▶ [Required action]: Extract precisely the lines that run from the line containing "Convert this screenshot" to the end of the records below, with both ends included and pictures omitted.

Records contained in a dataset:
────

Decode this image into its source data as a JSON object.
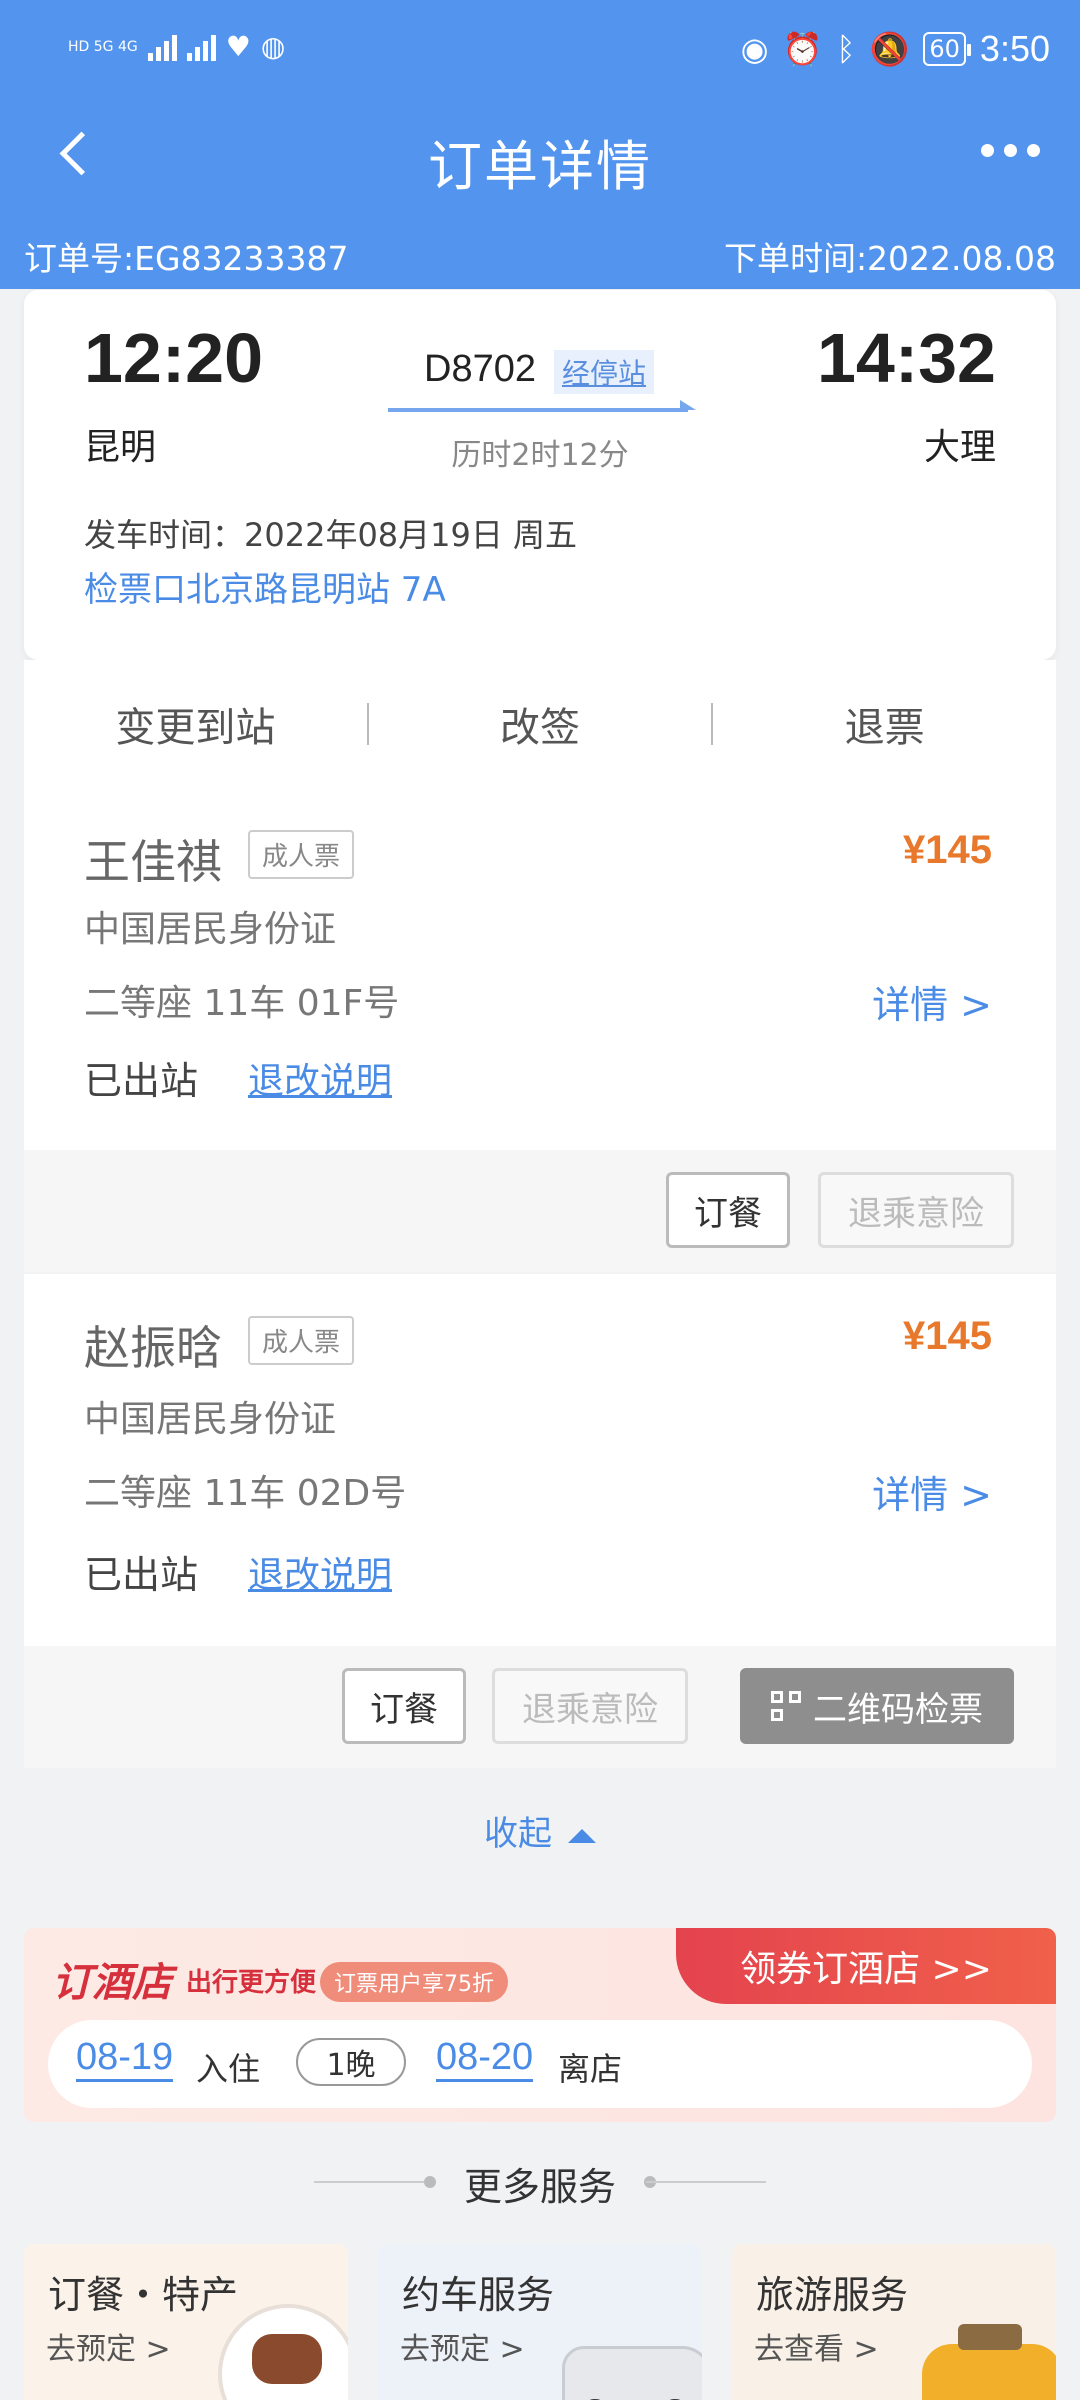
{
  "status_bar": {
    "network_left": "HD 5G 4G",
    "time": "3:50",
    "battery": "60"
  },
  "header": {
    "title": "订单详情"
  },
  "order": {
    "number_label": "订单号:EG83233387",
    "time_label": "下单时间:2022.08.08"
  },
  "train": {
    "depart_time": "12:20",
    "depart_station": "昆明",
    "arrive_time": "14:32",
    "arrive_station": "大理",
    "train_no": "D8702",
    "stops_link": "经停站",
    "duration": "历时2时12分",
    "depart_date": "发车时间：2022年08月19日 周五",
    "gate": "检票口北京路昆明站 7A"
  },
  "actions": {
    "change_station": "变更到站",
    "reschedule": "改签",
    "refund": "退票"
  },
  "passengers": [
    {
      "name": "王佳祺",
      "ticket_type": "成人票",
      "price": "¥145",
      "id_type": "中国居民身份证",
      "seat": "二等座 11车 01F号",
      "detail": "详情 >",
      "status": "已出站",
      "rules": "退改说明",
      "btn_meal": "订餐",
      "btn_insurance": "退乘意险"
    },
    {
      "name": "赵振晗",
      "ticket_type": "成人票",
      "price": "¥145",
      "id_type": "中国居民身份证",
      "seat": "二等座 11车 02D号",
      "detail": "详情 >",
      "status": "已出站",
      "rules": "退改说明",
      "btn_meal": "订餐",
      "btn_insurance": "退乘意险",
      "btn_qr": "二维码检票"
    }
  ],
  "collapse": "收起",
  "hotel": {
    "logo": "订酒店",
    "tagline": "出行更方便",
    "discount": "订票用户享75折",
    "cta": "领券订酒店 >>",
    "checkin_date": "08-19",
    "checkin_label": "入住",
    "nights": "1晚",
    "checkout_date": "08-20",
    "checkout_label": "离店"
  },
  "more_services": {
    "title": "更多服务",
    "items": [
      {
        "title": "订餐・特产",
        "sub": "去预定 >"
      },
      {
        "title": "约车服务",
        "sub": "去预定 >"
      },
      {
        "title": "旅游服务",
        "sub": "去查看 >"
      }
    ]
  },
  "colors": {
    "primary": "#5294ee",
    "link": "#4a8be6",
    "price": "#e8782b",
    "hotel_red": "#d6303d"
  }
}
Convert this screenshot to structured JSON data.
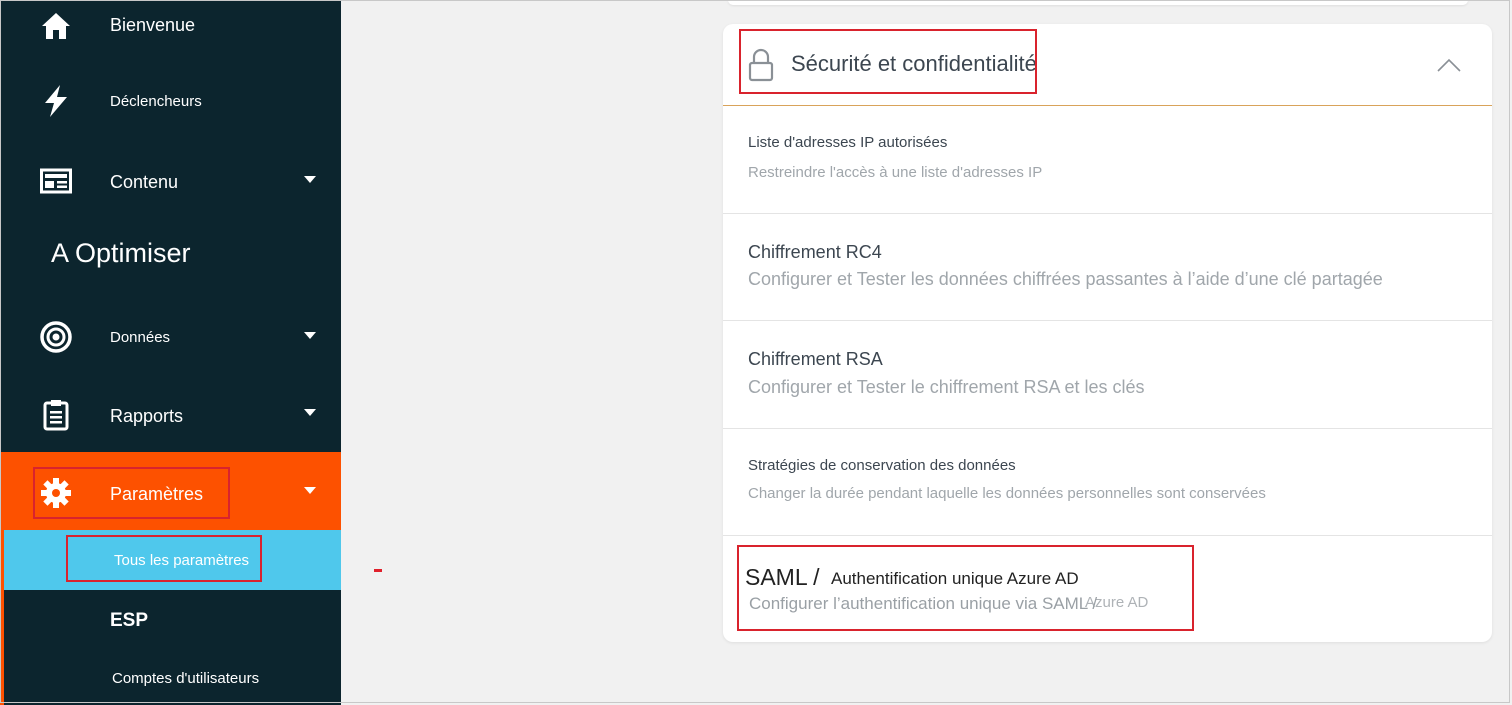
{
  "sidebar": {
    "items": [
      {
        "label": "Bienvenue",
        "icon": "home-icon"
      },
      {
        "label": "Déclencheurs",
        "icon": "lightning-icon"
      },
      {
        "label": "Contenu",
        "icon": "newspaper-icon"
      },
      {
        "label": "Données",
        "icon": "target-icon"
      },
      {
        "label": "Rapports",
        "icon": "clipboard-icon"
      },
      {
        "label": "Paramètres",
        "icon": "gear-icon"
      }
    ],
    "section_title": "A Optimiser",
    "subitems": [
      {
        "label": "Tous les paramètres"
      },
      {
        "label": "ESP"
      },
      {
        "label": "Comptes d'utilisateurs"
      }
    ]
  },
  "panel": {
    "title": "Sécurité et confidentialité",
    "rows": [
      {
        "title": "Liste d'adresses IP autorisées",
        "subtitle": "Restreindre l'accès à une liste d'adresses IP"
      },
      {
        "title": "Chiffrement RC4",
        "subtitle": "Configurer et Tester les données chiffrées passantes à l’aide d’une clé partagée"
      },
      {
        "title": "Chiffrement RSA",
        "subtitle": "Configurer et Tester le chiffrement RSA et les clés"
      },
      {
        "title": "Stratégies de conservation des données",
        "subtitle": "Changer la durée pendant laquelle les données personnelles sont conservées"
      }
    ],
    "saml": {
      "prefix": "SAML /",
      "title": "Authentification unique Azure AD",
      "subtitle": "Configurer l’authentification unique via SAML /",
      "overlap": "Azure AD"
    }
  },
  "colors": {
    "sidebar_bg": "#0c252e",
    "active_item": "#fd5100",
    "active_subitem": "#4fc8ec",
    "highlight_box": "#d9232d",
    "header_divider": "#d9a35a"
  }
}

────

▶ [Result of this exercise]:
Convert this screenshot to structured JSON data.
{
  "sidebar": {
    "items": [
      {
        "label": "Bienvenue",
        "icon": "home-icon"
      },
      {
        "label": "Déclencheurs",
        "icon": "lightning-icon"
      },
      {
        "label": "Contenu",
        "icon": "newspaper-icon"
      },
      {
        "label": "Données",
        "icon": "target-icon"
      },
      {
        "label": "Rapports",
        "icon": "clipboard-icon"
      },
      {
        "label": "Paramètres",
        "icon": "gear-icon"
      }
    ],
    "section_title": "A Optimiser",
    "subitems": [
      {
        "label": "Tous les paramètres"
      },
      {
        "label": "ESP"
      },
      {
        "label": "Comptes d'utilisateurs"
      }
    ]
  },
  "panel": {
    "title": "Sécurité et confidentialité",
    "rows": [
      {
        "title": "Liste d'adresses IP autorisées",
        "subtitle": "Restreindre l'accès à une liste d'adresses IP"
      },
      {
        "title": "Chiffrement RC4",
        "subtitle": "Configurer et Tester les données chiffrées passantes à l’aide d’une clé partagée"
      },
      {
        "title": "Chiffrement RSA",
        "subtitle": "Configurer et Tester le chiffrement RSA et les clés"
      },
      {
        "title": "Stratégies de conservation des données",
        "subtitle": "Changer la durée pendant laquelle les données personnelles sont conservées"
      }
    ],
    "saml": {
      "prefix": "SAML /",
      "title": "Authentification unique Azure AD",
      "subtitle": "Configurer l’authentification unique via SAML /",
      "overlap": "Azure AD"
    }
  },
  "colors": {
    "sidebar_bg": "#0c252e",
    "active_item": "#fd5100",
    "active_subitem": "#4fc8ec",
    "highlight_box": "#d9232d",
    "header_divider": "#d9a35a"
  }
}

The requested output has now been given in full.